TASK DETAILS.
Each record is to be copied exactly as written.

[Entries from a dataset of interfaces]

____________

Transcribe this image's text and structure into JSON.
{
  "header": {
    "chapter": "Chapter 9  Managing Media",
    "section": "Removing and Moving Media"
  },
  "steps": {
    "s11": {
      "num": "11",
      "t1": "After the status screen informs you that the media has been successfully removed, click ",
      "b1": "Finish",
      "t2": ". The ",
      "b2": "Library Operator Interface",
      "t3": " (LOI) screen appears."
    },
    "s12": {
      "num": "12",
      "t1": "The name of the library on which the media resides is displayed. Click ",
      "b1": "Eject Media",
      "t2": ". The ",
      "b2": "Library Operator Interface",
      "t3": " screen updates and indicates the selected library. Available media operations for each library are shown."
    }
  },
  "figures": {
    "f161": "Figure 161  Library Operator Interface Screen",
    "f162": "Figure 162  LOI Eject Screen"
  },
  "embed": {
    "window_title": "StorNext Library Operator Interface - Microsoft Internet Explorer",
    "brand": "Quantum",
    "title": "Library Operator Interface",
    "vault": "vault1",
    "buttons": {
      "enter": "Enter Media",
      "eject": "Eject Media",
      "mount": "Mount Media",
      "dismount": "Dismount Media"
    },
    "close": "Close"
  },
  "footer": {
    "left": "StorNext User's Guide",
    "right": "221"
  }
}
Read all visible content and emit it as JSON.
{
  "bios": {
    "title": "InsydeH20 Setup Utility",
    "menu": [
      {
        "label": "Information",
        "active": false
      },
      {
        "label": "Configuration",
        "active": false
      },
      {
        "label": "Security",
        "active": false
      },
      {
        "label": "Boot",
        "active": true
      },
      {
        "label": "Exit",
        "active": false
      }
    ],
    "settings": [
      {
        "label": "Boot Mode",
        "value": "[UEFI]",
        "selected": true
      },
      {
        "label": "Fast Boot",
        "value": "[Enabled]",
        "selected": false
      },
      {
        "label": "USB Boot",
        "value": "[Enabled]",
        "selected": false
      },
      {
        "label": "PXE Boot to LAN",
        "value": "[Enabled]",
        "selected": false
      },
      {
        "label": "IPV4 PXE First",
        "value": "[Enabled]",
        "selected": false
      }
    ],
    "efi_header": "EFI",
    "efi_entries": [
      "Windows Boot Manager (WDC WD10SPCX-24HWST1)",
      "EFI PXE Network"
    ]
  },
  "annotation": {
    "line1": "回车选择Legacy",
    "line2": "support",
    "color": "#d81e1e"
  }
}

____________

FINISHED EXERCISE.
Transcribe this image's text and structure into JSON.
{
  "header": {
    "chapter": "Chapter 9  Managing Media",
    "section": "Removing and Moving Media"
  },
  "steps": {
    "s11": {
      "num": "11",
      "t1": "After the status screen informs you that the media has been successfully removed, click ",
      "b1": "Finish",
      "t2": ". The ",
      "b2": "Library Operator Interface",
      "t3": " (LOI) screen appears."
    },
    "s12": {
      "num": "12",
      "t1": "The name of the library on which the media resides is displayed. Click ",
      "b1": "Eject Media",
      "t2": ". The ",
      "b2": "Library Operator Interface",
      "t3": " screen updates and indicates the selected library. Available media operations for each library are shown."
    }
  },
  "figures": {
    "f161": "Figure 161  Library Operator Interface Screen",
    "f162": "Figure 162  LOI Eject Screen"
  },
  "embed": {
    "window_title": "StorNext Library Operator Interface - Microsoft Internet Explorer",
    "brand": "Quantum",
    "title": "Library Operator Interface",
    "vault": "vault1",
    "buttons": {
      "enter": "Enter Media",
      "eject": "Eject Media",
      "mount": "Mount Media",
      "dismount": "Dismount Media"
    },
    "close": "Close"
  },
  "footer": {
    "left": "StorNext User's Guide",
    "right": "221"
  }
}
Read all visible content and emit it as JSON.
{
  "bios": {
    "title": "InsydeH20 Setup Utility",
    "menu": [
      {
        "label": "Information",
        "active": false
      },
      {
        "label": "Configuration",
        "active": false
      },
      {
        "label": "Security",
        "active": false
      },
      {
        "label": "Boot",
        "active": true
      },
      {
        "label": "Exit",
        "active": false
      }
    ],
    "settings": [
      {
        "label": "Boot Mode",
        "value": "[UEFI]",
        "selected": true
      },
      {
        "label": "Fast Boot",
        "value": "[Enabled]",
        "selected": false
      },
      {
        "label": "USB Boot",
        "value": "[Enabled]",
        "selected": false
      },
      {
        "label": "PXE Boot to LAN",
        "value": "[Enabled]",
        "selected": false
      },
      {
        "label": "IPV4 PXE First",
        "value": "[Enabled]",
        "selected": false
      }
    ],
    "efi_header": "EFI",
    "efi_entries": [
      "Windows Boot Manager (WDC WD10SPCX-24HWST1)",
      "EFI PXE Network"
    ]
  },
  "annotation": {
    "line1": "回车选择Legacy",
    "line2": "support",
    "color": "#d81e1e"
  }
}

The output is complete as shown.